▶ [Task goal]:
Every record must be copied exactly, from first line to last.

(The data begins)

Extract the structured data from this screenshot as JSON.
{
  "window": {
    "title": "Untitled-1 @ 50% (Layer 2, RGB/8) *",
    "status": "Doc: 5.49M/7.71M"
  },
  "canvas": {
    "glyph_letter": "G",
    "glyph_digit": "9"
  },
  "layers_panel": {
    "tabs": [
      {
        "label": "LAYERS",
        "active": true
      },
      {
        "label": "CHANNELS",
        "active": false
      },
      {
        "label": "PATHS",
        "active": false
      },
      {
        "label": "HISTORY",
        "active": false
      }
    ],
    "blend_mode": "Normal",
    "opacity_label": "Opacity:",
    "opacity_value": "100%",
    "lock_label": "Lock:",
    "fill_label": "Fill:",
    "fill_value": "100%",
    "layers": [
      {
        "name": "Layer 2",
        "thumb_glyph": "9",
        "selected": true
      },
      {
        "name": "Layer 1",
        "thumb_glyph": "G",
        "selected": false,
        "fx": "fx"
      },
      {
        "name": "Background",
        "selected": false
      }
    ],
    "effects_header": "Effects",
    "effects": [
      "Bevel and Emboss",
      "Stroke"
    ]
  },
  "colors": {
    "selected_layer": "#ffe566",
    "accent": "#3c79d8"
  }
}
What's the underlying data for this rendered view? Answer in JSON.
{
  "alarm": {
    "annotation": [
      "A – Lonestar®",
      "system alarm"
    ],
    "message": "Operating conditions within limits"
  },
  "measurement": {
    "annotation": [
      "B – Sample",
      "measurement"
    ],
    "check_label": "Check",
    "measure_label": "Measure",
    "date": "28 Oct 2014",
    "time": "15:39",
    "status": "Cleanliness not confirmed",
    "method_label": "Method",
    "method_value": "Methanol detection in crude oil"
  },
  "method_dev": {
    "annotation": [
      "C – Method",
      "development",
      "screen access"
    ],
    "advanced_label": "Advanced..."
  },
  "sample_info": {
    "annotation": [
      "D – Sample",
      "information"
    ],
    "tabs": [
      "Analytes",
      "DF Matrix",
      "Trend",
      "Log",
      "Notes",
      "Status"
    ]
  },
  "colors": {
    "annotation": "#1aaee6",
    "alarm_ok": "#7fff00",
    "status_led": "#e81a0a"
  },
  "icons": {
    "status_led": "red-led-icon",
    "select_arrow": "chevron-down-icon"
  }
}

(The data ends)

▶ [Exercise response]:
Extract the structured data from this screenshot as JSON.
{
  "window": {
    "title": "Untitled-1 @ 50% (Layer 2, RGB/8) *",
    "status": "Doc: 5.49M/7.71M"
  },
  "canvas": {
    "glyph_letter": "G",
    "glyph_digit": "9"
  },
  "layers_panel": {
    "tabs": [
      {
        "label": "LAYERS",
        "active": true
      },
      {
        "label": "CHANNELS",
        "active": false
      },
      {
        "label": "PATHS",
        "active": false
      },
      {
        "label": "HISTORY",
        "active": false
      }
    ],
    "blend_mode": "Normal",
    "opacity_label": "Opacity:",
    "opacity_value": "100%",
    "lock_label": "Lock:",
    "fill_label": "Fill:",
    "fill_value": "100%",
    "layers": [
      {
        "name": "Layer 2",
        "thumb_glyph": "9",
        "selected": true
      },
      {
        "name": "Layer 1",
        "thumb_glyph": "G",
        "selected": false,
        "fx": "fx"
      },
      {
        "name": "Background",
        "selected": false
      }
    ],
    "effects_header": "Effects",
    "effects": [
      "Bevel and Emboss",
      "Stroke"
    ]
  },
  "colors": {
    "selected_layer": "#ffe566",
    "accent": "#3c79d8"
  }
}
What's the underlying data for this rendered view? Answer in JSON.
{
  "alarm": {
    "annotation": [
      "A – Lonestar®",
      "system alarm"
    ],
    "message": "Operating conditions within limits"
  },
  "measurement": {
    "annotation": [
      "B – Sample",
      "measurement"
    ],
    "check_label": "Check",
    "measure_label": "Measure",
    "date": "28 Oct 2014",
    "time": "15:39",
    "status": "Cleanliness not confirmed",
    "method_label": "Method",
    "method_value": "Methanol detection in crude oil"
  },
  "method_dev": {
    "annotation": [
      "C – Method",
      "development",
      "screen access"
    ],
    "advanced_label": "Advanced..."
  },
  "sample_info": {
    "annotation": [
      "D – Sample",
      "information"
    ],
    "tabs": [
      "Analytes",
      "DF Matrix",
      "Trend",
      "Log",
      "Notes",
      "Status"
    ]
  },
  "colors": {
    "annotation": "#1aaee6",
    "alarm_ok": "#7fff00",
    "status_led": "#e81a0a"
  },
  "icons": {
    "status_led": "red-led-icon",
    "select_arrow": "chevron-down-icon"
  }
}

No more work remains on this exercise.